Extracted records:

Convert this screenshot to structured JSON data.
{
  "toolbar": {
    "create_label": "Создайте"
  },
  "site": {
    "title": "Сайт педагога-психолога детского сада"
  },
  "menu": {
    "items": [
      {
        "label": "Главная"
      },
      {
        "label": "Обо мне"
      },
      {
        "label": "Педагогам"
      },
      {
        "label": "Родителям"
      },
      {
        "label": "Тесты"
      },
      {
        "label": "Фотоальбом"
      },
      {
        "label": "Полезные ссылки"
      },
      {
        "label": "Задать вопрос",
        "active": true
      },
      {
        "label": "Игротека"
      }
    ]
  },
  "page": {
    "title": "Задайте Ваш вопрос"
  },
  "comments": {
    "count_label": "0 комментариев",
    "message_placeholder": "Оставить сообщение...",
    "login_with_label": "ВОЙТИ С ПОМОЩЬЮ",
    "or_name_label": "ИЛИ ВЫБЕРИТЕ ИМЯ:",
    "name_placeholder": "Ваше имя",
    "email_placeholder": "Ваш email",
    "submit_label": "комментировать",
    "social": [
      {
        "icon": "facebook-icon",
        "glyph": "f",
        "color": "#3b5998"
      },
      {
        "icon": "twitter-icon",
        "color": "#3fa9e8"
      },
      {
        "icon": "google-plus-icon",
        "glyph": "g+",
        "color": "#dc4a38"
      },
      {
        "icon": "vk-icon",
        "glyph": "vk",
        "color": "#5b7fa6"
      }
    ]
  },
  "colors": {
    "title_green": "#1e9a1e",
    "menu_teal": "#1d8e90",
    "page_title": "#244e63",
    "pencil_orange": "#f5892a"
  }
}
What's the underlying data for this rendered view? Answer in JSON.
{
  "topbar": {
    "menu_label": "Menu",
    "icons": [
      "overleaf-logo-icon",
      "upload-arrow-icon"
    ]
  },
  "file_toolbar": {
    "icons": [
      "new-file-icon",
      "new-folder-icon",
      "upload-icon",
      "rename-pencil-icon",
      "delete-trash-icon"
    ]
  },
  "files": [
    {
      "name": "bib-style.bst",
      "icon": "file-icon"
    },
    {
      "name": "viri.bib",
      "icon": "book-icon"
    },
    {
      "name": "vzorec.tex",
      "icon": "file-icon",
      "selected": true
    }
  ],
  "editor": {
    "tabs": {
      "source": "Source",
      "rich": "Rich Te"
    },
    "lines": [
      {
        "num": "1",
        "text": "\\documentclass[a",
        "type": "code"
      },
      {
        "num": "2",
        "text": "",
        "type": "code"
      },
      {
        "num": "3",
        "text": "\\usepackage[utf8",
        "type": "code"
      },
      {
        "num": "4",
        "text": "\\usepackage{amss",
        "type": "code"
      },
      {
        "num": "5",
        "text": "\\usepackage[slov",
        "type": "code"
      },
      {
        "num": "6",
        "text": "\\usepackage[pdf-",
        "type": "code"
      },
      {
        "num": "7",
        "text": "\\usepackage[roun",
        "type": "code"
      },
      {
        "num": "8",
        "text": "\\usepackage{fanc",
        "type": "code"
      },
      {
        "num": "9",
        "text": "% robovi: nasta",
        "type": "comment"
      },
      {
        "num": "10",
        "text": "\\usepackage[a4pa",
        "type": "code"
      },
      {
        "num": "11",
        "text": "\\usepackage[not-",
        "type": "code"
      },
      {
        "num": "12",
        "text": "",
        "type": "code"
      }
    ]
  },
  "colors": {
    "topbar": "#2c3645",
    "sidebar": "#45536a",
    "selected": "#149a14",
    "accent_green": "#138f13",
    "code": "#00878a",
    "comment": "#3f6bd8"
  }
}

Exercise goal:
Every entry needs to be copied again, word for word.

Exercise output:
Convert this screenshot to structured JSON data.
{
  "toolbar": {
    "create_label": "Создайте"
  },
  "site": {
    "title": "Сайт педагога-психолога детского сада"
  },
  "menu": {
    "items": [
      {
        "label": "Главная"
      },
      {
        "label": "Обо мне"
      },
      {
        "label": "Педагогам"
      },
      {
        "label": "Родителям"
      },
      {
        "label": "Тесты"
      },
      {
        "label": "Фотоальбом"
      },
      {
        "label": "Полезные ссылки"
      },
      {
        "label": "Задать вопрос",
        "active": true
      },
      {
        "label": "Игротека"
      }
    ]
  },
  "page": {
    "title": "Задайте Ваш вопрос"
  },
  "comments": {
    "count_label": "0 комментариев",
    "message_placeholder": "Оставить сообщение...",
    "login_with_label": "ВОЙТИ С ПОМОЩЬЮ",
    "or_name_label": "ИЛИ ВЫБЕРИТЕ ИМЯ:",
    "name_placeholder": "Ваше имя",
    "email_placeholder": "Ваш email",
    "submit_label": "комментировать",
    "social": [
      {
        "icon": "facebook-icon",
        "glyph": "f",
        "color": "#3b5998"
      },
      {
        "icon": "twitter-icon",
        "color": "#3fa9e8"
      },
      {
        "icon": "google-plus-icon",
        "glyph": "g+",
        "color": "#dc4a38"
      },
      {
        "icon": "vk-icon",
        "glyph": "vk",
        "color": "#5b7fa6"
      }
    ]
  },
  "colors": {
    "title_green": "#1e9a1e",
    "menu_teal": "#1d8e90",
    "page_title": "#244e63",
    "pencil_orange": "#f5892a"
  }
}
What's the underlying data for this rendered view? Answer in JSON.
{
  "topbar": {
    "menu_label": "Menu",
    "icons": [
      "overleaf-logo-icon",
      "upload-arrow-icon"
    ]
  },
  "file_toolbar": {
    "icons": [
      "new-file-icon",
      "new-folder-icon",
      "upload-icon",
      "rename-pencil-icon",
      "delete-trash-icon"
    ]
  },
  "files": [
    {
      "name": "bib-style.bst",
      "icon": "file-icon"
    },
    {
      "name": "viri.bib",
      "icon": "book-icon"
    },
    {
      "name": "vzorec.tex",
      "icon": "file-icon",
      "selected": true
    }
  ],
  "editor": {
    "tabs": {
      "source": "Source",
      "rich": "Rich Te"
    },
    "lines": [
      {
        "num": "1",
        "text": "\\documentclass[a",
        "type": "code"
      },
      {
        "num": "2",
        "text": "",
        "type": "code"
      },
      {
        "num": "3",
        "text": "\\usepackage[utf8",
        "type": "code"
      },
      {
        "num": "4",
        "text": "\\usepackage{amss",
        "type": "code"
      },
      {
        "num": "5",
        "text": "\\usepackage[slov",
        "type": "code"
      },
      {
        "num": "6",
        "text": "\\usepackage[pdf-",
        "type": "code"
      },
      {
        "num": "7",
        "text": "\\usepackage[roun",
        "type": "code"
      },
      {
        "num": "8",
        "text": "\\usepackage{fanc",
        "type": "code"
      },
      {
        "num": "9",
        "text": "% robovi: nasta",
        "type": "comment"
      },
      {
        "num": "10",
        "text": "\\usepackage[a4pa",
        "type": "code"
      },
      {
        "num": "11",
        "text": "\\usepackage[not-",
        "type": "code"
      },
      {
        "num": "12",
        "text": "",
        "type": "code"
      }
    ]
  },
  "colors": {
    "topbar": "#2c3645",
    "sidebar": "#45536a",
    "selected": "#149a14",
    "accent_green": "#138f13",
    "code": "#00878a",
    "comment": "#3f6bd8"
  }
}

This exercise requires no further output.